## EXERCISE DIRECTIONS
Every record is to be printed exactly as written; pictures are to be omitted.

[Page and application data records]

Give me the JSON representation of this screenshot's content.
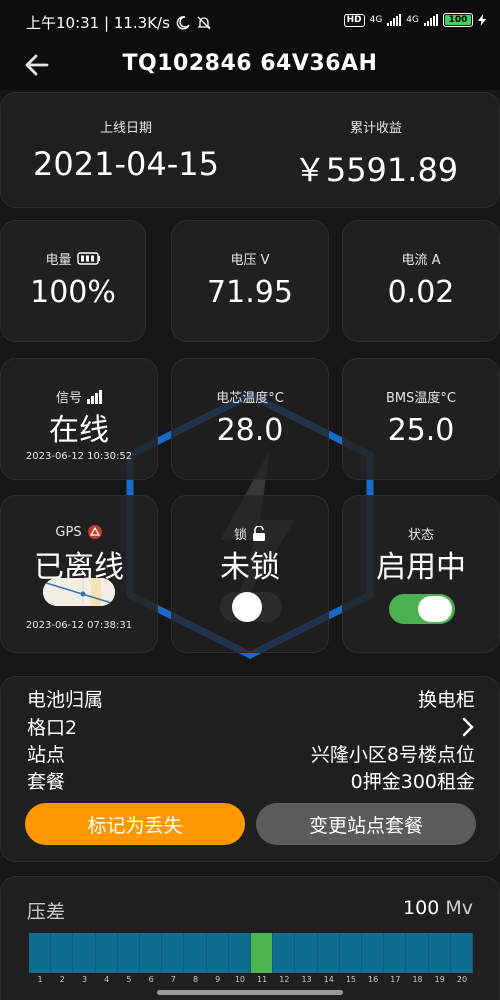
{
  "statusbar": {
    "time_speed": "上午10:31 | 11.3K/s",
    "hd": "HD",
    "net1": "4G",
    "net2": "4G",
    "battery": "100"
  },
  "header": {
    "title": "TQ102846 64V36AH"
  },
  "summary": {
    "online_date_label": "上线日期",
    "online_date": "2021-04-15",
    "earnings_label": "累计收益",
    "earnings": "￥5591.89"
  },
  "metrics": {
    "power_label": "电量",
    "power_value": "100%",
    "voltage_label": "电压 V",
    "voltage_value": "71.95",
    "current_label": "电流 A",
    "current_value": "0.02",
    "signal_label": "信号",
    "signal_value": "在线",
    "signal_time": "2023-06-12 10:30:52",
    "cell_temp_label": "电芯温度°C",
    "cell_temp_value": "28.0",
    "bms_temp_label": "BMS温度°C",
    "bms_temp_value": "25.0",
    "gps_label": "GPS",
    "gps_value": "已离线",
    "gps_time": "2023-06-12 07:38:31",
    "lock_label": "锁",
    "lock_value": "未锁",
    "lock_on": false,
    "status_label": "状态",
    "status_value": "启用中",
    "status_on": true
  },
  "info": {
    "ownership_label": "电池归属",
    "ownership_value": "换电柜",
    "slot_label": "格口2",
    "station_label": "站点",
    "station_value": "兴隆小区8号楼点位",
    "package_label": "套餐",
    "package_value": "0押金300租金",
    "btn_lost": "标记为丢失",
    "btn_change": "变更站点套餐"
  },
  "diff": {
    "label": "压差",
    "value": "100",
    "unit": "Mv",
    "cells": [
      "1",
      "2",
      "3",
      "4",
      "5",
      "6",
      "7",
      "8",
      "9",
      "10",
      "11",
      "12",
      "13",
      "14",
      "15",
      "16",
      "17",
      "18",
      "19",
      "20"
    ],
    "highlight_cell": "11"
  },
  "colors": {
    "accent_orange": "#ff9800",
    "toggle_green": "#4caf50",
    "cell_blue": "#0d6c8f",
    "cell_green": "#4cb550",
    "watermark_blue": "#1a6fd0"
  }
}
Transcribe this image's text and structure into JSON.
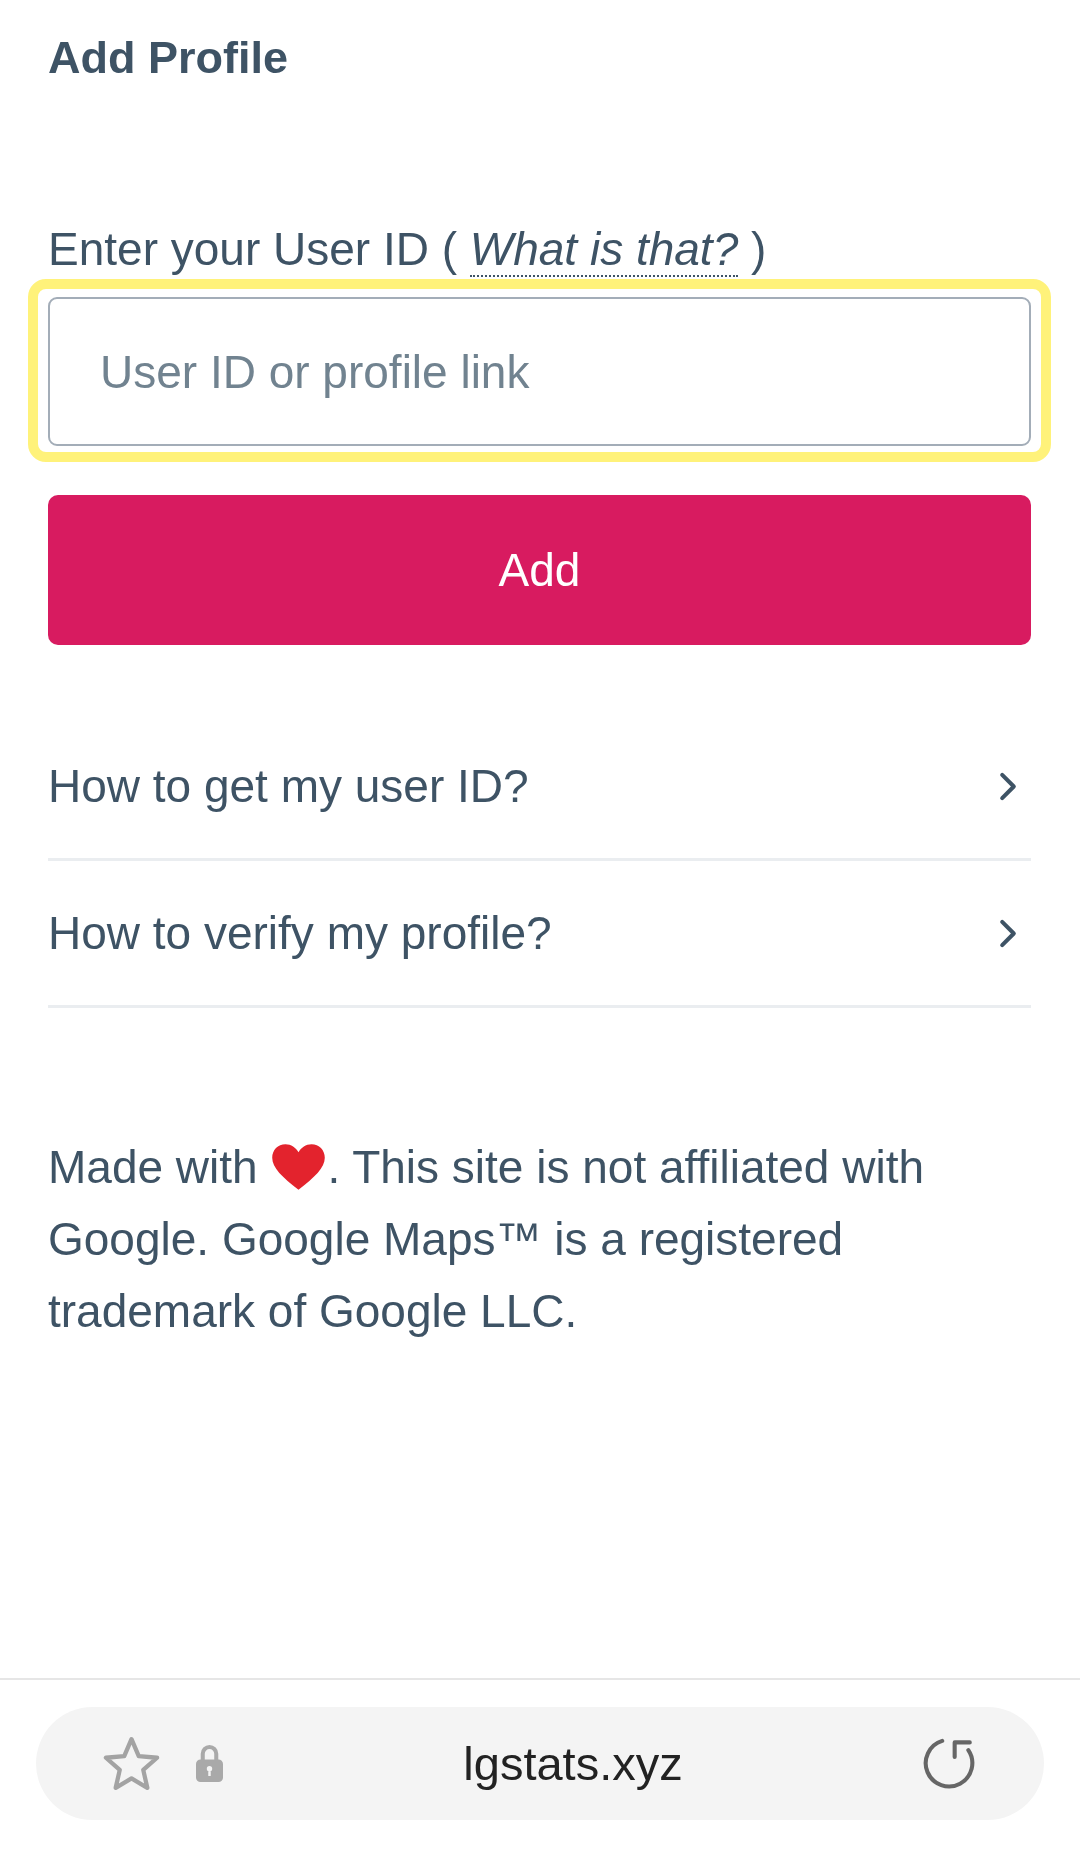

## ANSWER SPACE
Give me the JSON representation of this screenshot's content.
{
  "statusbar": {
    "time_speed": "上午10:31 | 11.3K/s",
    "hd": "HD",
    "net1": "4G",
    "net2": "4G",
    "battery": "100"
  },
  "header": {
    "title": "TQ102846 64V36AH"
  },
  "summary": {
    "online_date_label": "上线日期",
    "online_date": "2021-04-15",
    "earnings_label": "累计收益",
    "earnings": "￥5591.89"
  },
  "metrics": {
    "power_label": "电量",
    "power_value": "100%",
    "voltage_label": "电压 V",
    "voltage_value": "71.95",
    "current_label": "电流 A",
    "current_value": "0.02",
    "signal_label": "信号",
    "signal_value": "在线",
    "signal_time": "2023-06-12 10:30:52",
    "cell_temp_label": "电芯温度°C",
    "cell_temp_value": "28.0",
    "bms_temp_label": "BMS温度°C",
    "bms_temp_value": "25.0",
    "gps_label": "GPS",
    "gps_value": "已离线",
    "gps_time": "2023-06-12 07:38:31",
    "lock_label": "锁",
    "lock_value": "未锁",
    "lock_on": false,
    "status_label": "状态",
    "status_value": "启用中",
    "status_on": true
  },
  "info": {
    "ownership_label": "电池归属",
    "ownership_value": "换电柜",
    "slot_label": "格口2",
    "station_label": "站点",
    "station_value": "兴隆小区8号楼点位",
    "package_label": "套餐",
    "package_value": "0押金300租金",
    "btn_lost": "标记为丢失",
    "btn_change": "变更站点套餐"
  },
  "diff": {
    "label": "压差",
    "value": "100",
    "unit": "Mv",
    "cells": [
      "1",
      "2",
      "3",
      "4",
      "5",
      "6",
      "7",
      "8",
      "9",
      "10",
      "11",
      "12",
      "13",
      "14",
      "15",
      "16",
      "17",
      "18",
      "19",
      "20"
    ],
    "highlight_cell": "11"
  },
  "colors": {
    "accent_orange": "#ff9800",
    "toggle_green": "#4caf50",
    "cell_blue": "#0d6c8f",
    "cell_green": "#4cb550",
    "watermark_blue": "#1a6fd0"
  }
}
Transcribe this image's text and structure into JSON.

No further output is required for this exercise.